Bondi Bombora House takes its name from an indigenous Australian term also adopted in Australian surf culture and used to describe a wave breaking on the cliff.
The architects chose to draw on elements of the landscape and local colours to give shape and personality to a three-storey house built to house a trigenerational "tribe" with dogs, cats and chickens in a dense, mixed neighbourhood just a short walk from Sydney city centre.
Its compact structure is sinuously shaped, carved into its street front to welcome guests, punctuated by fluidly designed metal blades framing the large windows and divided into 3 horizontal bands corresponding to the three levels in its outer shell.
A base covered with blue herringbone and jade mosaic tesserae, shimmering in daylight as the surface of the ocean is used as a garage, while the central floor, the highest, plastered in a shade of pale blue, houses the living area. The sleeping area is on top: a metal hat with a sinuous curvature set back from the main front.

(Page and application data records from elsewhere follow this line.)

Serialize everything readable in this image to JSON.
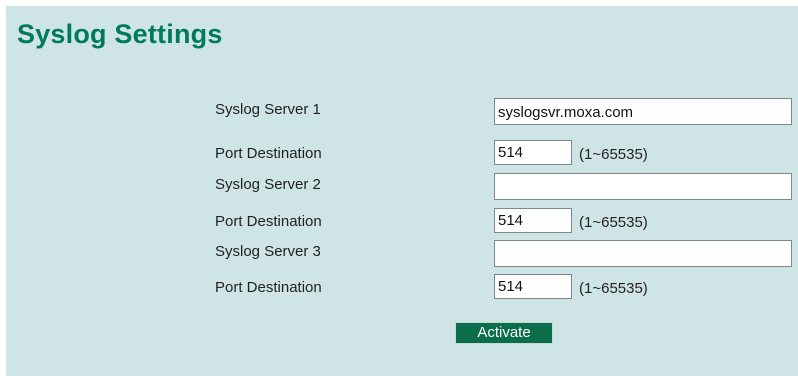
{
  "page": {
    "title": "Syslog Settings"
  },
  "rows": [
    {
      "label": "Syslog Server 1",
      "type": "server",
      "value": "syslogsvr.moxa.com"
    },
    {
      "label": "Port Destination",
      "type": "port",
      "value": "514",
      "hint": "(1~65535)"
    },
    {
      "label": "Syslog Server 2",
      "type": "server",
      "value": ""
    },
    {
      "label": "Port Destination",
      "type": "port",
      "value": "514",
      "hint": "(1~65535)"
    },
    {
      "label": "Syslog Server 3",
      "type": "server",
      "value": ""
    },
    {
      "label": "Port Destination",
      "type": "port",
      "value": "514",
      "hint": "(1~65535)"
    }
  ],
  "actions": {
    "activate_label": "Activate"
  },
  "colors": {
    "panel_background": "#cfe5e5",
    "title": "#007a5e",
    "button_background": "#0a6e4a",
    "button_text": "#ffffff"
  }
}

The interiors devised by Romaine Alwill and Diana Yang are designed to trigger forms of appropriation and connection between the user and domestic architecture. The dining room furniture becomes the kids' study corner, the stairwell becomes a "vertical" library whereas the bow window becomes the best wiewpoint on Bondi Beach.